Would you return the records below character for character, without any images?

--------------------------------------------------

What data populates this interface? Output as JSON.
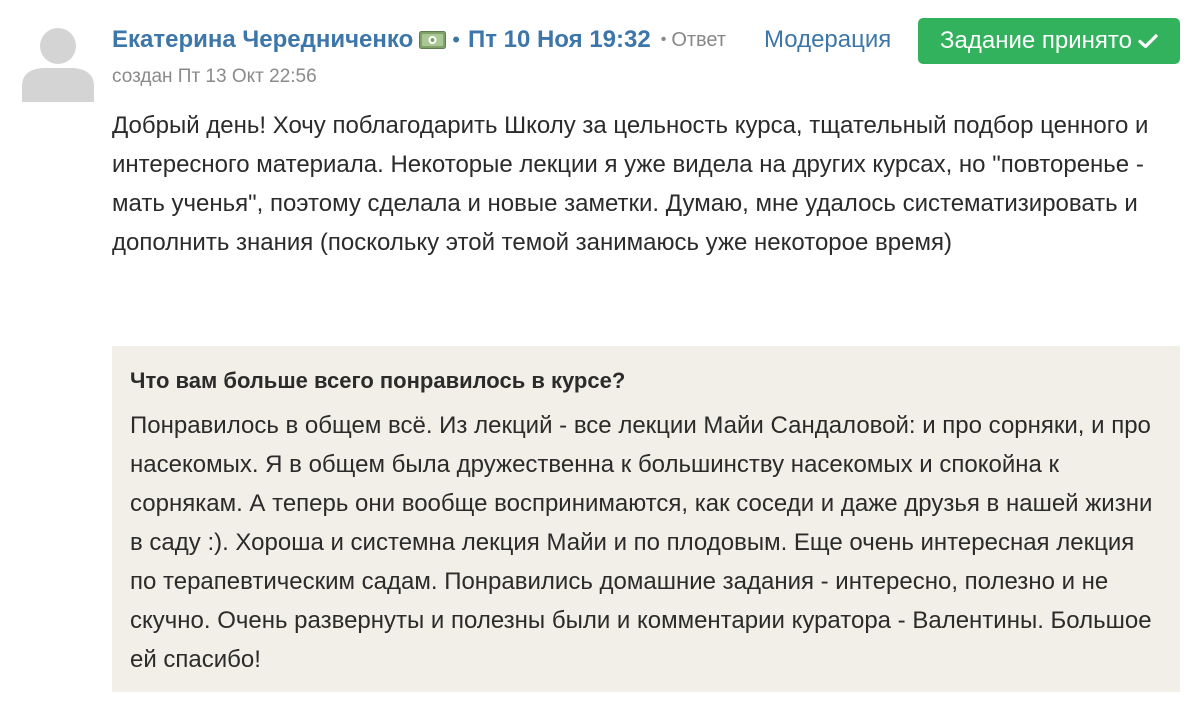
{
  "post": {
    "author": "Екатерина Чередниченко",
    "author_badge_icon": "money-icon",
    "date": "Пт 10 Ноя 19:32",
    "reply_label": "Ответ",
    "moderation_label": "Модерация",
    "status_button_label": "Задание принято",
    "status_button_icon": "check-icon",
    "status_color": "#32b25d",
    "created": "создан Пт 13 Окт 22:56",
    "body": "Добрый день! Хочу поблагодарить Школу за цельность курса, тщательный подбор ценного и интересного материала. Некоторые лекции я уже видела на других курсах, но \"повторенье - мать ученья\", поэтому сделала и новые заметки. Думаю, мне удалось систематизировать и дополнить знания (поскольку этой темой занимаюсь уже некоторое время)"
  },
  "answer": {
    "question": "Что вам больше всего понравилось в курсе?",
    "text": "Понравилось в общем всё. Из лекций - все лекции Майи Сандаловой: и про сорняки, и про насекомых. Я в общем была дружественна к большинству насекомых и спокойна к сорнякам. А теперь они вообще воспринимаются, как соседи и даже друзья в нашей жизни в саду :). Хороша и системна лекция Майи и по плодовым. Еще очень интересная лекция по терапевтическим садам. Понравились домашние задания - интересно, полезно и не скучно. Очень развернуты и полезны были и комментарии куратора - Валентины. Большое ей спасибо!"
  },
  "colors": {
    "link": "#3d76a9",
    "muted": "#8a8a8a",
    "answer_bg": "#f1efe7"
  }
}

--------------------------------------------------

Solution for this task>
What data populates this interface? Output as JSON.
{
  "post": {
    "author": "Екатерина Чередниченко",
    "author_badge_icon": "money-icon",
    "date": "Пт 10 Ноя 19:32",
    "reply_label": "Ответ",
    "moderation_label": "Модерация",
    "status_button_label": "Задание принято",
    "status_button_icon": "check-icon",
    "status_color": "#32b25d",
    "created": "создан Пт 13 Окт 22:56",
    "body": "Добрый день! Хочу поблагодарить Школу за цельность курса, тщательный подбор ценного и интересного материала. Некоторые лекции я уже видела на других курсах, но \"повторенье - мать ученья\", поэтому сделала и новые заметки. Думаю, мне удалось систематизировать и дополнить знания (поскольку этой темой занимаюсь уже некоторое время)"
  },
  "answer": {
    "question": "Что вам больше всего понравилось в курсе?",
    "text": "Понравилось в общем всё. Из лекций - все лекции Майи Сандаловой: и про сорняки, и про насекомых. Я в общем была дружественна к большинству насекомых и спокойна к сорнякам. А теперь они вообще воспринимаются, как соседи и даже друзья в нашей жизни в саду :). Хороша и системна лекция Майи и по плодовым. Еще очень интересная лекция по терапевтическим садам. Понравились домашние задания - интересно, полезно и не скучно. Очень развернуты и полезны были и комментарии куратора - Валентины. Большое ей спасибо!"
  },
  "colors": {
    "link": "#3d76a9",
    "muted": "#8a8a8a",
    "answer_bg": "#f1efe7"
  }
}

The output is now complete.